COVID-19: USFDA updates about supply chain effect on medicines, devices and PPE
A manufacturer has alerted that a shortage of a human drug that was recently added to the drug shortages list.
FDA has been closely monitoring the supply chain with the expectation that the COVID-19 outbreak would likely impact the medical product supply chain, including potential disruptions to supply or shortages of critical medical products in the U.S.
A manufacturer has alerted that a shortage of a human drug that was recently added to the drug shortages list. The manufacturer just notified us that this shortage is related to a site affected by a coronavirus. The shortage is due to an issue with the manufacturing of an active pharmaceutical ingredient used in the drug.
" It is important to note that there are other alternatives that can be used by patients. We are working with the manufacturer as well as other manufacturers to mitigate the shortage. We will do everything possible to mitigate the shortage," the USFDA stated in its release
FDA further informed that since January 24, it has been in touch with more than 180 manufacturers of human drugs, not only to remind them of applicable legal requirements for notifying the FDA of any anticipated supply disruptions but also asking them to evaluate their entire supply chain, including active pharmaceutical ingredients (the main ingredient in the drug and part that produces the intended effects, e.g., acetaminophen) and other components manufactured in China.
"As part of our efforts, the FDA has identified about 20 other drugs, which solely source their active pharmaceutical ingredients or finished drug products from China. We have been in contact with those firms to assess whether they face any drug shortage risks due to the outbreak. None of these firms has reported any shortage to date. Also, these drugs are considered non-critical drugs," the regulator stated
FDA: "We will remain in contact with manufacturers so that we can continue to assist them with any potential issues in the fastest way"
On the issue of medical devices, it stated that it aware of 63 manufacturers which represent 72 facilities in China that produce essential medical devices; FDA has contacted all of them. Essential devices are those that may be prone to a potential shortage if there is a supply disruption.

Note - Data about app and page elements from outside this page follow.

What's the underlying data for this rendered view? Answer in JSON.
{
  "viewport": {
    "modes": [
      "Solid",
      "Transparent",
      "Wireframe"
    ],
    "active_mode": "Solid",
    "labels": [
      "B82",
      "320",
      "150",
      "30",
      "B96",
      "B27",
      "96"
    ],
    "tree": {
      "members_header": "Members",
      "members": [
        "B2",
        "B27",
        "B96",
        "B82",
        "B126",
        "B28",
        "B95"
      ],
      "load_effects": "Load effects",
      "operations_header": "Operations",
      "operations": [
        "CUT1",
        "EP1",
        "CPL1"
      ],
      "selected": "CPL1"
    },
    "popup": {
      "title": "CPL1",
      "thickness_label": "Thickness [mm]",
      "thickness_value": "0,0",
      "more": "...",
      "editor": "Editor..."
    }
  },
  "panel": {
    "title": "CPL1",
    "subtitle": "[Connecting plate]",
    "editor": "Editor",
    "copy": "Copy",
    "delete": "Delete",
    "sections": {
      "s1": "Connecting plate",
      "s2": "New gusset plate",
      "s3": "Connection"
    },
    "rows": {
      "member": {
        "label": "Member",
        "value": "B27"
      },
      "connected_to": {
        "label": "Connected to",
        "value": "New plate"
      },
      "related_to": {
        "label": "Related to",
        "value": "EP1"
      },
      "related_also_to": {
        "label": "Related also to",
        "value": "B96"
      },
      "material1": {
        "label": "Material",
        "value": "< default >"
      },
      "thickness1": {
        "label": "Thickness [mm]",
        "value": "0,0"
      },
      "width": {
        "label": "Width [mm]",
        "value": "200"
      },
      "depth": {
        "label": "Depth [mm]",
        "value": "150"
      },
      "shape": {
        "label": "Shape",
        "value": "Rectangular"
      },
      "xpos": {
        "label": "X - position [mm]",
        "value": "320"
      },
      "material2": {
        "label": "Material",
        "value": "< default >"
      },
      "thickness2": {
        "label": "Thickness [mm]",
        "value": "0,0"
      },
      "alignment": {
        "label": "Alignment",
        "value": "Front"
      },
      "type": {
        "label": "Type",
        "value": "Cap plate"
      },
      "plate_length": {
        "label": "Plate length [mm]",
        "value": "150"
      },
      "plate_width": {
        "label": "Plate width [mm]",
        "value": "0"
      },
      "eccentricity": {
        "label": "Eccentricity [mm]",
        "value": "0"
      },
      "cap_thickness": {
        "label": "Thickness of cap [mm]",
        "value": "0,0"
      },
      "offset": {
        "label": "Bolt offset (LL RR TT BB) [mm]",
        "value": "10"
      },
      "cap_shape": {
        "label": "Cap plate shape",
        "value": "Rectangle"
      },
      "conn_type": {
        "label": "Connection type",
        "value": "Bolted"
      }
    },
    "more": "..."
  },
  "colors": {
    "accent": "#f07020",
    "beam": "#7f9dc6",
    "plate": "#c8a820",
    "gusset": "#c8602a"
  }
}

"FDA is aware that several of these facilities in China are adversely affected by COVID-19, citing workforce challenges, including the necessary quarantine of workers. While the FDA continues to assess whether manufacturing disruptions will affect overall market availability of these products, there are currently no reported shortages for these types of medical devices within the U.S. market." the FDA stated

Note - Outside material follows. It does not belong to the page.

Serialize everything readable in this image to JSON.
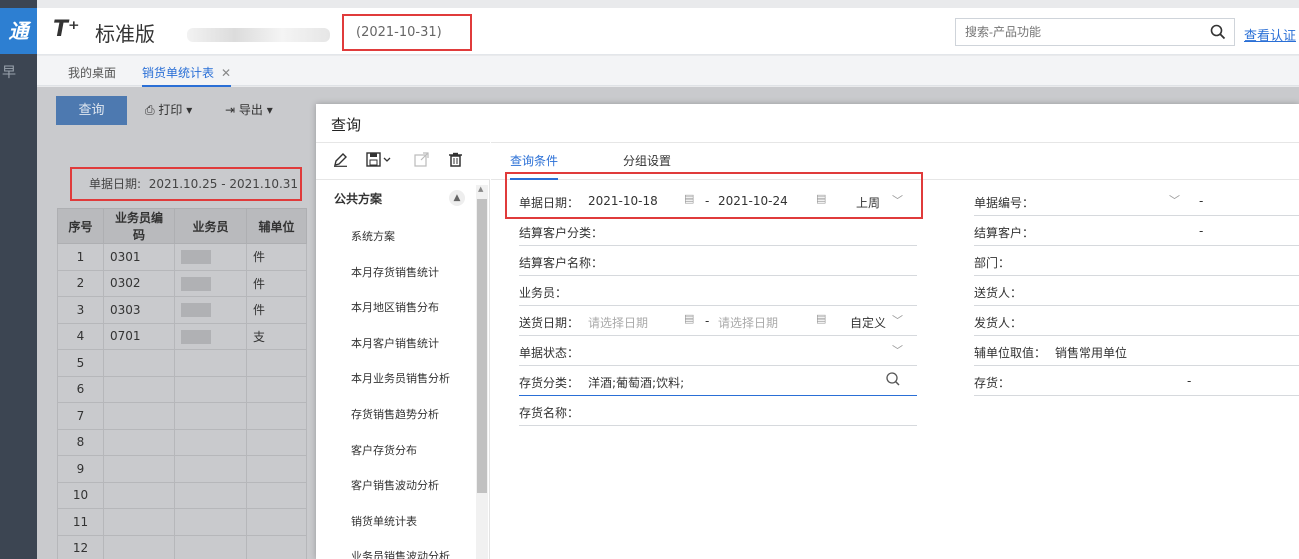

Regarding personal protective equipment—surgical gowns, gloves, masks, respirator protective devices, or other medical equipment designed to protect the wearer from injury or the spread of infection or illness, the FDA stated that is currently not aware of specific widespread shortages of medical devices, but we are aware of reports from CDC and other U.S. partners of the increased ordering of a range of human medical products through distributors as some healthcare facilities in the U.S. are preparing for potential needs if the outbreak becomes severe.

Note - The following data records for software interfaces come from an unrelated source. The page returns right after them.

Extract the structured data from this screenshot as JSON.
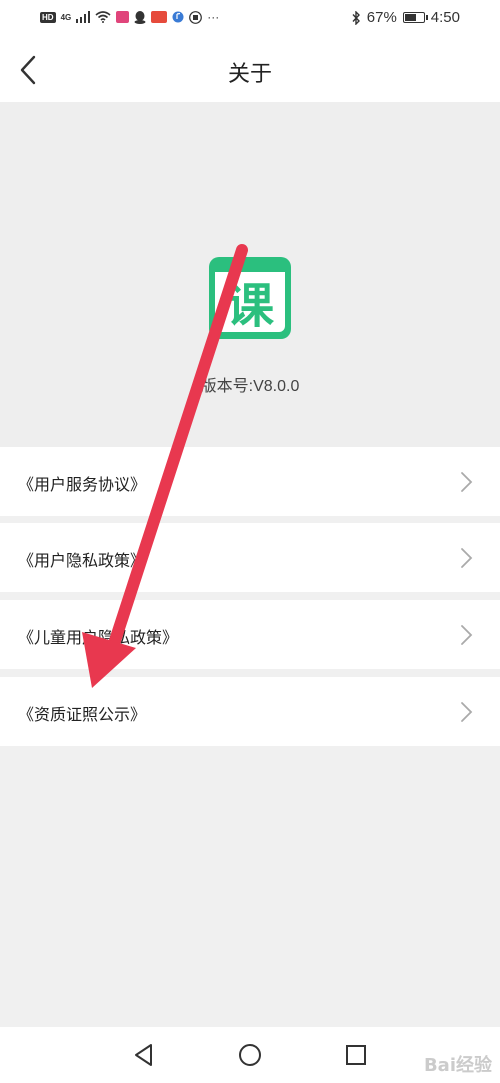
{
  "status_bar": {
    "network": "4G",
    "battery_percent": "67%",
    "battery_level": 0.67,
    "time": "4:50",
    "more": "···"
  },
  "header": {
    "title": "关于",
    "back_icon": "chevron-left-icon"
  },
  "app": {
    "logo_char": "课",
    "logo_color": "#2bbf7e",
    "version": "版本号:V8.0.0"
  },
  "menu": {
    "items": [
      {
        "label": "《用户服务协议》",
        "icon": "chevron-right-icon"
      },
      {
        "label": "《用户隐私政策》",
        "icon": "chevron-right-icon"
      },
      {
        "label": "《儿童用户隐私政策》",
        "icon": "chevron-right-icon"
      },
      {
        "label": "《资质证照公示》",
        "icon": "chevron-right-icon"
      }
    ]
  },
  "nav": {
    "back_icon": "triangle-back-icon",
    "home_icon": "circle-home-icon",
    "recent_icon": "square-recent-icon"
  },
  "watermark": {
    "text": "Bai经验"
  },
  "annotation": {
    "arrow_color": "#e8384f"
  }
}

The FDA is not aware of any cellular or gene therapies that are made in China for the U.S. market. There are no shortages of biologics to report at this time.
The potential for transmission of COVID-19 by blood and blood components is unknown at this time; however, respiratory viruses, in general, are not known to be transmitted by blood transfusion. Further, there have been no reported cases of transfusion-transmitted COVID-19.
The FDA has made information available to blood establishments and to establishments that manufacture human cells, tissues, or cellular or tissue-based products that may wish to consider additional donor screening measures in response to the COVID-19 outbreak.